__Data shown__:
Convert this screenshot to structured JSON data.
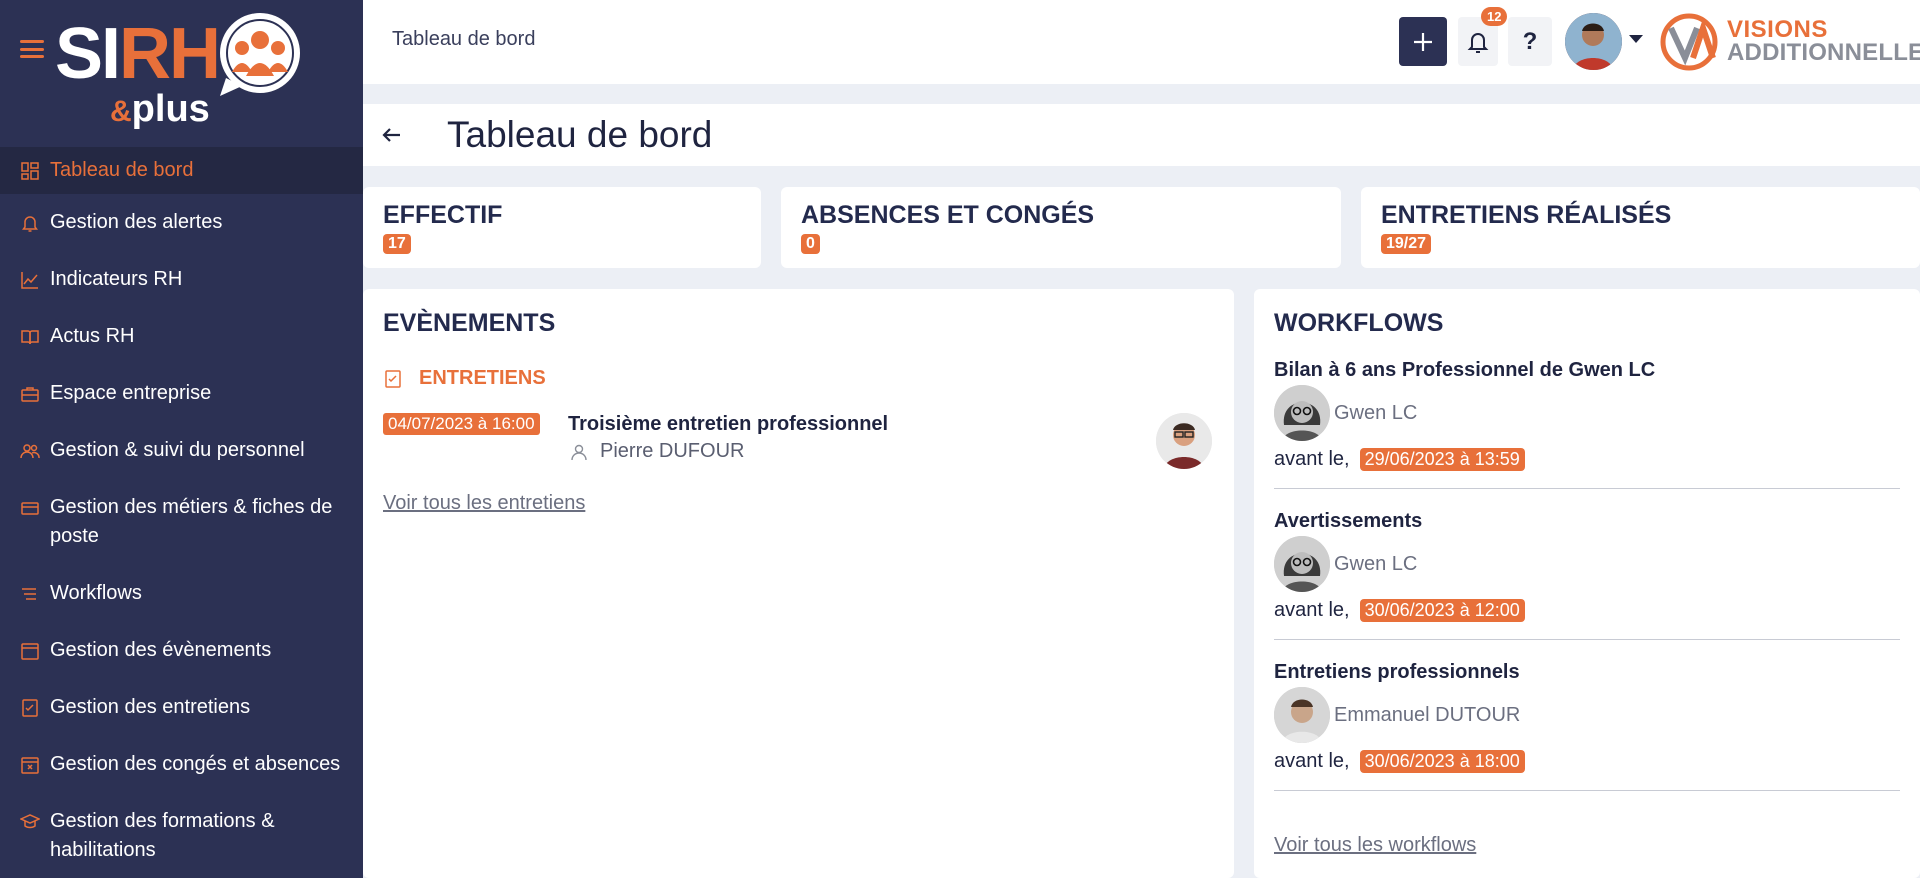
{
  "sidebar": {
    "logo": {
      "si": "SI",
      "rh": "RH",
      "amp": "&",
      "plus": "plus"
    },
    "items": [
      {
        "label": "Tableau de bord",
        "icon": "dashboard-icon",
        "active": true
      },
      {
        "label": "Gestion des alertes",
        "icon": "bell-icon"
      },
      {
        "label": "Indicateurs RH",
        "icon": "chart-icon"
      },
      {
        "label": "Actus RH",
        "icon": "book-icon"
      },
      {
        "label": "Espace entreprise",
        "icon": "briefcase-icon"
      },
      {
        "label": "Gestion & suivi du personnel",
        "icon": "users-icon"
      },
      {
        "label": "Gestion des métiers & fiches de poste",
        "icon": "id-card-icon"
      },
      {
        "label": "Workflows",
        "icon": "list-icon"
      },
      {
        "label": "Gestion des évènements",
        "icon": "calendar-icon"
      },
      {
        "label": "Gestion des entretiens",
        "icon": "checklist-icon"
      },
      {
        "label": "Gestion des congés et absences",
        "icon": "calendar-x-icon"
      },
      {
        "label": "Gestion des formations & habilitations",
        "icon": "graduation-icon"
      }
    ]
  },
  "topbar": {
    "breadcrumb": "Tableau de bord",
    "notification_count": "12",
    "help_label": "?",
    "brand_line1": "VISIONS",
    "brand_line2": "ADDITIONNELLES"
  },
  "page": {
    "title": "Tableau de bord"
  },
  "stats": [
    {
      "label": "EFFECTIF",
      "value": "17"
    },
    {
      "label": "ABSENCES ET CONGÉS",
      "value": "0"
    },
    {
      "label": "ENTRETIENS RÉALISÉS",
      "value": "19/27"
    }
  ],
  "events": {
    "title": "EVÈNEMENTS",
    "section": "ENTRETIENS",
    "items": [
      {
        "date": "04/07/2023 à 16:00",
        "title": "Troisième entretien professionnel",
        "person": "Pierre DUFOUR"
      }
    ],
    "link": "Voir tous les entretiens"
  },
  "workflows": {
    "title": "WORKFLOWS",
    "before_label": "avant le,",
    "items": [
      {
        "name": "Bilan à 6 ans Professionnel de Gwen LC",
        "user": "Gwen LC",
        "due": "29/06/2023 à 13:59"
      },
      {
        "name": "Avertissements",
        "user": "Gwen LC",
        "due": "30/06/2023 à 12:00"
      },
      {
        "name": "Entretiens professionnels",
        "user": "Emmanuel DUTOUR",
        "due": "30/06/2023 à 18:00"
      }
    ],
    "link": "Voir tous les workflows"
  },
  "colors": {
    "accent": "#e8703a",
    "sidebar": "#2c3154",
    "sidebar_active": "#242843",
    "text": "#1f2440"
  }
}
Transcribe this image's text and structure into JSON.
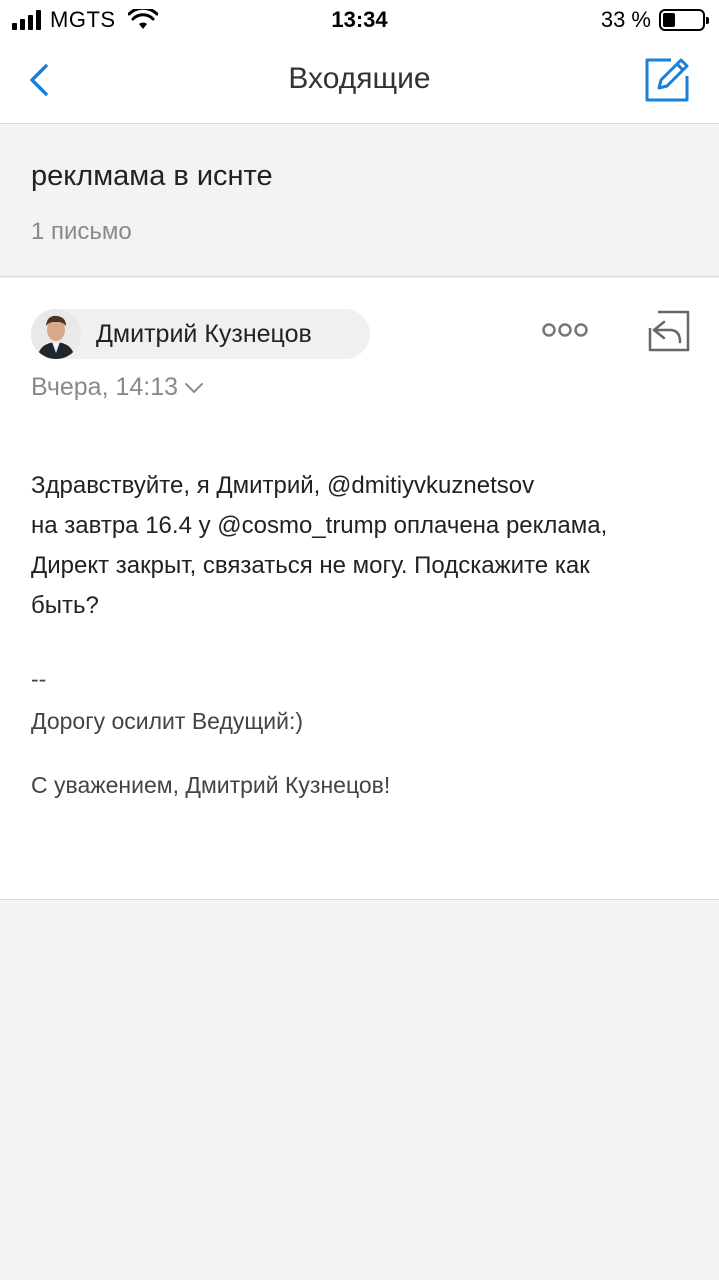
{
  "status_bar": {
    "carrier": "MGTS",
    "time": "13:34",
    "battery": "33 %",
    "battery_level": 0.33
  },
  "nav": {
    "title": "Входящие",
    "back_icon": "chevron-left-icon",
    "compose_icon": "compose-icon"
  },
  "thread": {
    "subject": "реклмама в иснте",
    "count": "1 письмо"
  },
  "message": {
    "sender": "Дмитрий Кузнецов",
    "date": "Вчера, 14:13",
    "body_lines": [
      "Здравствуйте, я Дмитрий, @dmitiyvkuznetsov",
      "на завтра 16.4 у @cosmo_trump оплачена реклама,",
      "Директ закрыт, связаться не могу. Подскажите как",
      "быть?"
    ],
    "sig_dash": "--",
    "sig_line1": "Дорогу осилит Ведущий:)",
    "sig_line2": "С уважением, Дмитрий Кузнецов!"
  },
  "colors": {
    "accent": "#1a7fd6",
    "background": "#f4f3f1",
    "secondary_text": "#8a8a8a"
  }
}
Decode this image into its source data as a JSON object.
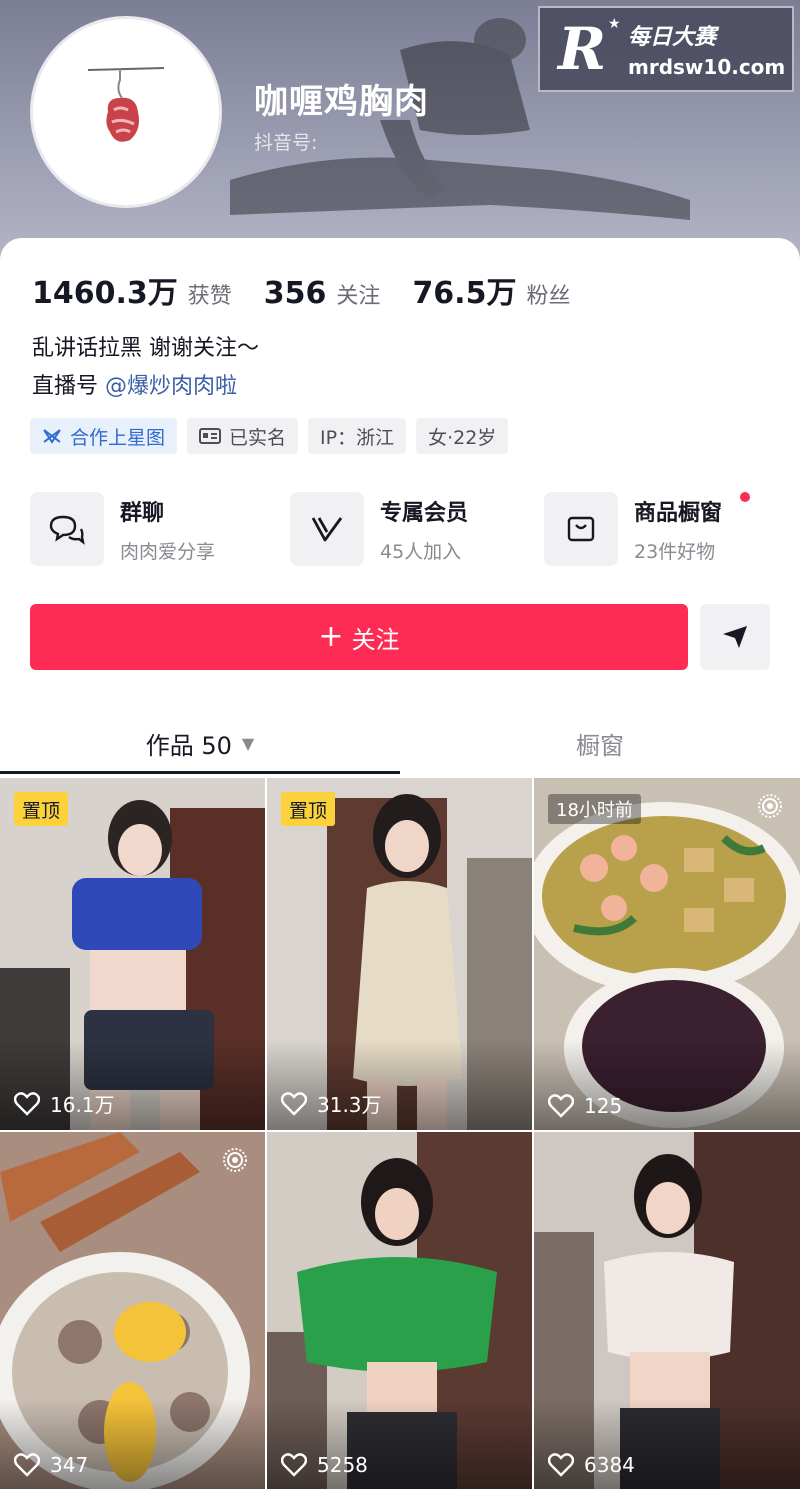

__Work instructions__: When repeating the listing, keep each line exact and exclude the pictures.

__Solved exercise__:
Convert this screenshot to structured JSON data.
{
  "sidebar": {
    "logo": {
      "si": "SI",
      "rh": "RH",
      "amp": "&",
      "plus": "plus"
    },
    "items": [
      {
        "label": "Tableau de bord",
        "icon": "dashboard-icon",
        "active": true
      },
      {
        "label": "Gestion des alertes",
        "icon": "bell-icon"
      },
      {
        "label": "Indicateurs RH",
        "icon": "chart-icon"
      },
      {
        "label": "Actus RH",
        "icon": "book-icon"
      },
      {
        "label": "Espace entreprise",
        "icon": "briefcase-icon"
      },
      {
        "label": "Gestion & suivi du personnel",
        "icon": "users-icon"
      },
      {
        "label": "Gestion des métiers & fiches de poste",
        "icon": "id-card-icon"
      },
      {
        "label": "Workflows",
        "icon": "list-icon"
      },
      {
        "label": "Gestion des évènements",
        "icon": "calendar-icon"
      },
      {
        "label": "Gestion des entretiens",
        "icon": "checklist-icon"
      },
      {
        "label": "Gestion des congés et absences",
        "icon": "calendar-x-icon"
      },
      {
        "label": "Gestion des formations & habilitations",
        "icon": "graduation-icon"
      }
    ]
  },
  "topbar": {
    "breadcrumb": "Tableau de bord",
    "notification_count": "12",
    "help_label": "?",
    "brand_line1": "VISIONS",
    "brand_line2": "ADDITIONNELLES"
  },
  "page": {
    "title": "Tableau de bord"
  },
  "stats": [
    {
      "label": "EFFECTIF",
      "value": "17"
    },
    {
      "label": "ABSENCES ET CONGÉS",
      "value": "0"
    },
    {
      "label": "ENTRETIENS RÉALISÉS",
      "value": "19/27"
    }
  ],
  "events": {
    "title": "EVÈNEMENTS",
    "section": "ENTRETIENS",
    "items": [
      {
        "date": "04/07/2023 à 16:00",
        "title": "Troisième entretien professionnel",
        "person": "Pierre DUFOUR"
      }
    ],
    "link": "Voir tous les entretiens"
  },
  "workflows": {
    "title": "WORKFLOWS",
    "before_label": "avant le,",
    "items": [
      {
        "name": "Bilan à 6 ans Professionnel de Gwen LC",
        "user": "Gwen LC",
        "due": "29/06/2023 à 13:59"
      },
      {
        "name": "Avertissements",
        "user": "Gwen LC",
        "due": "30/06/2023 à 12:00"
      },
      {
        "name": "Entretiens professionnels",
        "user": "Emmanuel DUTOUR",
        "due": "30/06/2023 à 18:00"
      }
    ],
    "link": "Voir tous les workflows"
  },
  "colors": {
    "accent": "#e8703a",
    "sidebar": "#2c3154",
    "sidebar_active": "#242843",
    "text": "#1f2440"
  }
}
Transcribe this image's text and structure into JSON.
{
  "status_bar": {
    "carrier": "MGTS",
    "time": "13:34",
    "battery": "33 %",
    "battery_level": 0.33
  },
  "nav": {
    "title": "Входящие",
    "back_icon": "chevron-left-icon",
    "compose_icon": "compose-icon"
  },
  "thread": {
    "subject": "реклмама в иснте",
    "count": "1 письмо"
  },
  "message": {
    "sender": "Дмитрий Кузнецов",
    "date": "Вчера, 14:13",
    "body_lines": [
      "Здравствуйте, я Дмитрий, @dmitiyvkuznetsov",
      "на завтра 16.4 у @cosmo_trump оплачена реклама,",
      "Директ закрыт, связаться не могу. Подскажите как",
      "быть?"
    ],
    "sig_dash": "--",
    "sig_line1": "Дорогу осилит Ведущий:)",
    "sig_line2": "С уважением, Дмитрий Кузнецов!"
  },
  "colors": {
    "accent": "#1a7fd6",
    "background": "#f4f3f1",
    "secondary_text": "#8a8a8a"
  }
}
Decode this image into its source data as a JSON object.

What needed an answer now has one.